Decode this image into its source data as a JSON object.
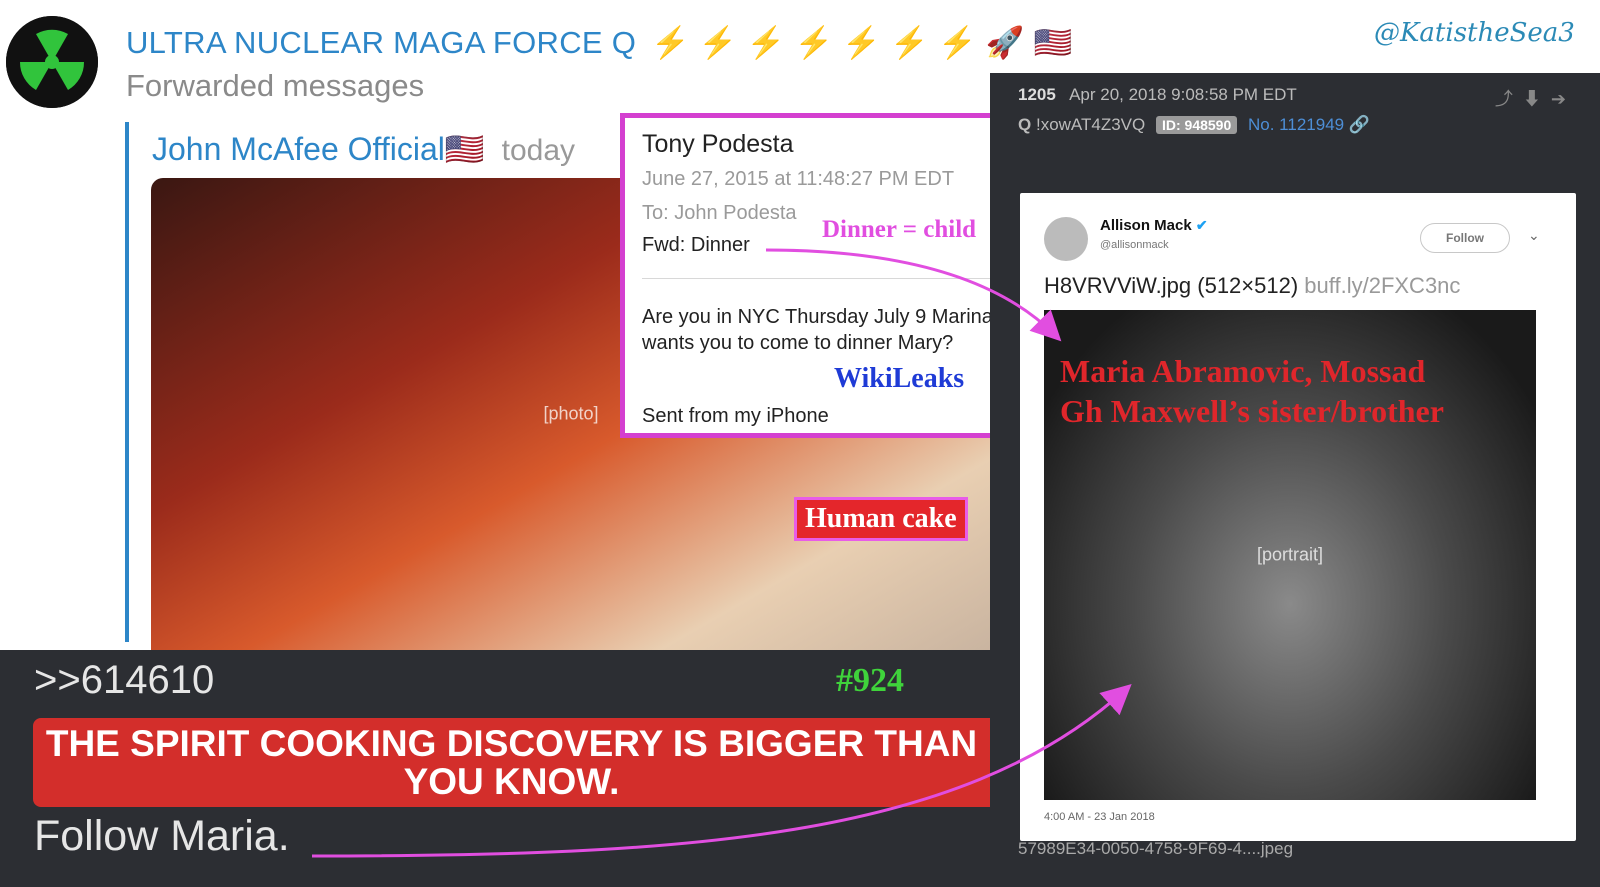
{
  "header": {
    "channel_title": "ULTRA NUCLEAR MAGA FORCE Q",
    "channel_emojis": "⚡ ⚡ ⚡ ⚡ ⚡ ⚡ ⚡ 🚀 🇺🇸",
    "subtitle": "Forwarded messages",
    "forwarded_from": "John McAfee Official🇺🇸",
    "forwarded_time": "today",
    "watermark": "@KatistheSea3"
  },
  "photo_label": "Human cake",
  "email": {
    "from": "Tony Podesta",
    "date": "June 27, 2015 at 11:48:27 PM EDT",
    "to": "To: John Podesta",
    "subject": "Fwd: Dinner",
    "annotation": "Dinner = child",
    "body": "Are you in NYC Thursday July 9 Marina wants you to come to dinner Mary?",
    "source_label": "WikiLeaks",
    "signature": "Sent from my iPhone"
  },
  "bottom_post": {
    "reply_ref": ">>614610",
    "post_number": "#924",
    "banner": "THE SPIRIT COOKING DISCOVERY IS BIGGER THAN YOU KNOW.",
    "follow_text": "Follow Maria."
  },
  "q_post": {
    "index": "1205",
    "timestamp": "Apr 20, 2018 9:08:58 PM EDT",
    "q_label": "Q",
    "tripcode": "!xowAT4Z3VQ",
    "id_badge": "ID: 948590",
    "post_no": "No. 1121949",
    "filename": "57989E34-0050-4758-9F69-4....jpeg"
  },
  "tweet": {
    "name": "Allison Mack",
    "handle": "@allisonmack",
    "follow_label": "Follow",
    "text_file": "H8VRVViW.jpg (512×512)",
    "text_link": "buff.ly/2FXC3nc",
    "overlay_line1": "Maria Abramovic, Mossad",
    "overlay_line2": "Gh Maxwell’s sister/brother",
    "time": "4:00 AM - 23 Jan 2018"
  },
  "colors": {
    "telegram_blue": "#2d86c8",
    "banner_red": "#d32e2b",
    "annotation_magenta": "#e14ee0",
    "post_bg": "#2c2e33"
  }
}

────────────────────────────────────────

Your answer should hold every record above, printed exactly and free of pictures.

Decode this image into its source data as a JSON object.
{
  "header": {
    "channel_title": "ULTRA NUCLEAR MAGA FORCE Q",
    "channel_emojis": "⚡ ⚡ ⚡ ⚡ ⚡ ⚡ ⚡ 🚀 🇺🇸",
    "subtitle": "Forwarded messages",
    "forwarded_from": "John McAfee Official🇺🇸",
    "forwarded_time": "today",
    "watermark": "@KatistheSea3"
  },
  "photo_label": "Human cake",
  "email": {
    "from": "Tony Podesta",
    "date": "June 27, 2015 at 11:48:27 PM EDT",
    "to": "To: John Podesta",
    "subject": "Fwd: Dinner",
    "annotation": "Dinner = child",
    "body": "Are you in NYC Thursday July 9 Marina wants you to come to dinner Mary?",
    "source_label": "WikiLeaks",
    "signature": "Sent from my iPhone"
  },
  "bottom_post": {
    "reply_ref": ">>614610",
    "post_number": "#924",
    "banner": "THE SPIRIT COOKING DISCOVERY IS BIGGER THAN YOU KNOW.",
    "follow_text": "Follow Maria."
  },
  "q_post": {
    "index": "1205",
    "timestamp": "Apr 20, 2018 9:08:58 PM EDT",
    "q_label": "Q",
    "tripcode": "!xowAT4Z3VQ",
    "id_badge": "ID: 948590",
    "post_no": "No. 1121949",
    "filename": "57989E34-0050-4758-9F69-4....jpeg"
  },
  "tweet": {
    "name": "Allison Mack",
    "handle": "@allisonmack",
    "follow_label": "Follow",
    "text_file": "H8VRVViW.jpg (512×512)",
    "text_link": "buff.ly/2FXC3nc",
    "overlay_line1": "Maria Abramovic, Mossad",
    "overlay_line2": "Gh Maxwell’s sister/brother",
    "time": "4:00 AM - 23 Jan 2018"
  },
  "colors": {
    "telegram_blue": "#2d86c8",
    "banner_red": "#d32e2b",
    "annotation_magenta": "#e14ee0",
    "post_bg": "#2c2e33"
  }
}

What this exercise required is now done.